He didn’t surface for more than a year for Dale Romans, coming back June 3, 2011, in a Churchill Downs turf claimer, earning his owners $4,100 for a third-place finish while running for a $50,000 claiming price. Three starts later, on Aug. 27, 2011, racing at Saratoga and carrying a $20,000 tag, Monzante was claimed by Eclipse Award-winning trainer Steve Asmussen on behalf of Texas owner J. Kirk Robison.
Including the claiming price, the Manoogians and Anastasi earned $512,864 off Monzante in the four years they owned him.

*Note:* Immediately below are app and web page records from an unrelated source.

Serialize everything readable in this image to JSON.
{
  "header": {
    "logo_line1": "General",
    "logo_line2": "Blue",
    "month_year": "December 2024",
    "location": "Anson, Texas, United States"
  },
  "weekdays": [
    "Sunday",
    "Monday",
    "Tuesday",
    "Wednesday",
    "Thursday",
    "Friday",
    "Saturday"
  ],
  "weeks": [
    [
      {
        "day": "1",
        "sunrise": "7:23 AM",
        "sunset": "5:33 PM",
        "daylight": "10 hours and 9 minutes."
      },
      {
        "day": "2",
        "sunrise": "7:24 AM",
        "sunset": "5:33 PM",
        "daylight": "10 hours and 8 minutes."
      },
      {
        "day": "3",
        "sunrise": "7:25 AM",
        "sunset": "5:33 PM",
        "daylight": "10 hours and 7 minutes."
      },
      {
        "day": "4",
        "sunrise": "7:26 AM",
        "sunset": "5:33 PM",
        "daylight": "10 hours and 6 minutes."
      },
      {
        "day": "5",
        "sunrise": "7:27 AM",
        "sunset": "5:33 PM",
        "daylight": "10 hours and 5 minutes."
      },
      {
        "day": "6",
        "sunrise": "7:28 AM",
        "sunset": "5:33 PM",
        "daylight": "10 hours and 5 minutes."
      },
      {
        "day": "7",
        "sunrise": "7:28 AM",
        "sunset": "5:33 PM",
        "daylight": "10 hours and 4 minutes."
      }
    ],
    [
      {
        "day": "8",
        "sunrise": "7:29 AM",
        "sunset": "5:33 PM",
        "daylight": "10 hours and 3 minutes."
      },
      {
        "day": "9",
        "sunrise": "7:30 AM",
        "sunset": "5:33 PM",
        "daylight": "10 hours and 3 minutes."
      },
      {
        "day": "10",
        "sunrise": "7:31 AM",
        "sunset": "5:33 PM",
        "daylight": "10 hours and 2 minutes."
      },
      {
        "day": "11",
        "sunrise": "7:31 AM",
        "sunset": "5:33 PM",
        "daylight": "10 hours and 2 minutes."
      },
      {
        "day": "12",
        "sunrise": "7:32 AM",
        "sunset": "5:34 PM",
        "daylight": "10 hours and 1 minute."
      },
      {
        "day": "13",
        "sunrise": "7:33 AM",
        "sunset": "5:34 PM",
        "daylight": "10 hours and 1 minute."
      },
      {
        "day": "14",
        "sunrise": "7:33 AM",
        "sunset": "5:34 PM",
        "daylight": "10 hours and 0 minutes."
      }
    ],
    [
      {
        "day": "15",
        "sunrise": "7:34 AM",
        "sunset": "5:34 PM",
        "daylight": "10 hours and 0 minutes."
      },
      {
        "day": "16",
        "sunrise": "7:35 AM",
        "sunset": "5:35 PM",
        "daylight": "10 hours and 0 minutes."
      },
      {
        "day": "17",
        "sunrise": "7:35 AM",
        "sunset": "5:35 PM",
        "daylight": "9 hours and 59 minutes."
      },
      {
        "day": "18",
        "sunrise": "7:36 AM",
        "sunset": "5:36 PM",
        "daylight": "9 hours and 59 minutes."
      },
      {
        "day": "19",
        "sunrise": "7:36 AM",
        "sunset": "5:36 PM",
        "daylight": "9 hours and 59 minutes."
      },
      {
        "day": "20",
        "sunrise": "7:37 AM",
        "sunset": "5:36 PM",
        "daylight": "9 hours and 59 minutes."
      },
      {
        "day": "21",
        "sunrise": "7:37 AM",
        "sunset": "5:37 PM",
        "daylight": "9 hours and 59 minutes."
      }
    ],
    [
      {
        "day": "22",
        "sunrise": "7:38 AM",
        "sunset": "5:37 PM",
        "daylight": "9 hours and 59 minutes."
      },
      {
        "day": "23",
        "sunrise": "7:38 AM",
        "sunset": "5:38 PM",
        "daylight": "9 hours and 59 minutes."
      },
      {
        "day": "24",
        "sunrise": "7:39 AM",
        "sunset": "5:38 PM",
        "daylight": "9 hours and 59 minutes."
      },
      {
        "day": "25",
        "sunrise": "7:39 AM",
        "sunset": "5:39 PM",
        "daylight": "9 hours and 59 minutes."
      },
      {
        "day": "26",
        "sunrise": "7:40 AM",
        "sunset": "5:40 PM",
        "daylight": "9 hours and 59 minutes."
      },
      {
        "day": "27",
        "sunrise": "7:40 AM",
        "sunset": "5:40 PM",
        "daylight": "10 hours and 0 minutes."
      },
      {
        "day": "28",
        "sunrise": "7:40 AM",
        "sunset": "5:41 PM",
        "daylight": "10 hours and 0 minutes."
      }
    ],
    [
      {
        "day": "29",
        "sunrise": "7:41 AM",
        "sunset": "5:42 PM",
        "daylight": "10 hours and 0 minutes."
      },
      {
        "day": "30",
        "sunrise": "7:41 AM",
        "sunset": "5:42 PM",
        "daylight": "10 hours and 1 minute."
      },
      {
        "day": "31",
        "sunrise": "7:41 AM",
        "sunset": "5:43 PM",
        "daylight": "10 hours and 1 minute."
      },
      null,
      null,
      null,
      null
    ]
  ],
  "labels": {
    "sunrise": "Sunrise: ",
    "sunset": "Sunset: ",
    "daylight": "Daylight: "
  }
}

He was in Asmussen’s barn for eight starts, winning once at the $20,000 claiming level at Belmont Park, but earning a paycheck every time he ran. Robison got $39,880 out of the $20,000 investment when trainer Keith Bourgeois and owner Christine Hardy claimed Monzante for $10,000 at Fair Grounds on March 16, 2012.
Bourgeois ran Monzante just once, in a $10,000 claiming race on the Evangeline Downs turf on May 5, 2012. He earned $2,400 for finishing second, and was claimed by owner/trainer Jackie W. Thacker.
Thacker ran Monzante eight times last year, winning his second start with the gelding in a $20,000 claiming race at Evangeline on June 22 and taking a $12,500 claimer in September. After that win, Monzante was sent to Delta Downs in Vinton, La., where the son of Maria’s Mon ran three times, finishing ninth and last in his final start of 2012, a $15,000 claiming event on Nov. 23.
Equibase shows just one workout for Monzante, a five-furlong breeze of 1:02.80 at Evangeline Downs on June 1, as he prepared for his 2013 debut.
Monzante was sent postward in Evangeline’s fourth race Saturday as part of an entry favored at 2-1. The other half of the Thacker entry, a 10-year-old named First Command making his 74th career start, finished last of the seven runners who made it across the finish line.
Monzante never got there. Making the 43rd start of his career, he apparently broke down. The Equibase chart wasn’t clear on the injury the gelding suffered: “Monzante bobbled at the start, chased the early pace and stopped and was euthanized.”
The old warrior earned $29,965 for Thacker, his final owner, after being claimed for $10,000 just over a year ago.
Everyone made out alright on this deal, everyone but Monzante.
It really is shameful to see the life of a horse good enough to reward his owners with a G1 victory come to this sickening of an end. But other graded stakes winners have competed for a claiming tag before, and I suppose some of them have wound up at the bottom of the barrel at a place like Evangeline Downs, a casino-owned racetrack in a state that has a reputation for lax regulations on medication policies and little interest in protecting the welfare of the animals.
What could have prevented this tragedy? Stricter rules and tighter regulation by the Louisiana Racing Commission might have determined Monzante was not fit or sound enough to race again, but this was a human failure, not an institutional one.
Compassion, common sense, and decency by any of Monzante’s previous owners or trainers would have stopped the horse’s descent to the lowest rung on the racing ladder, where the endings are seldom good.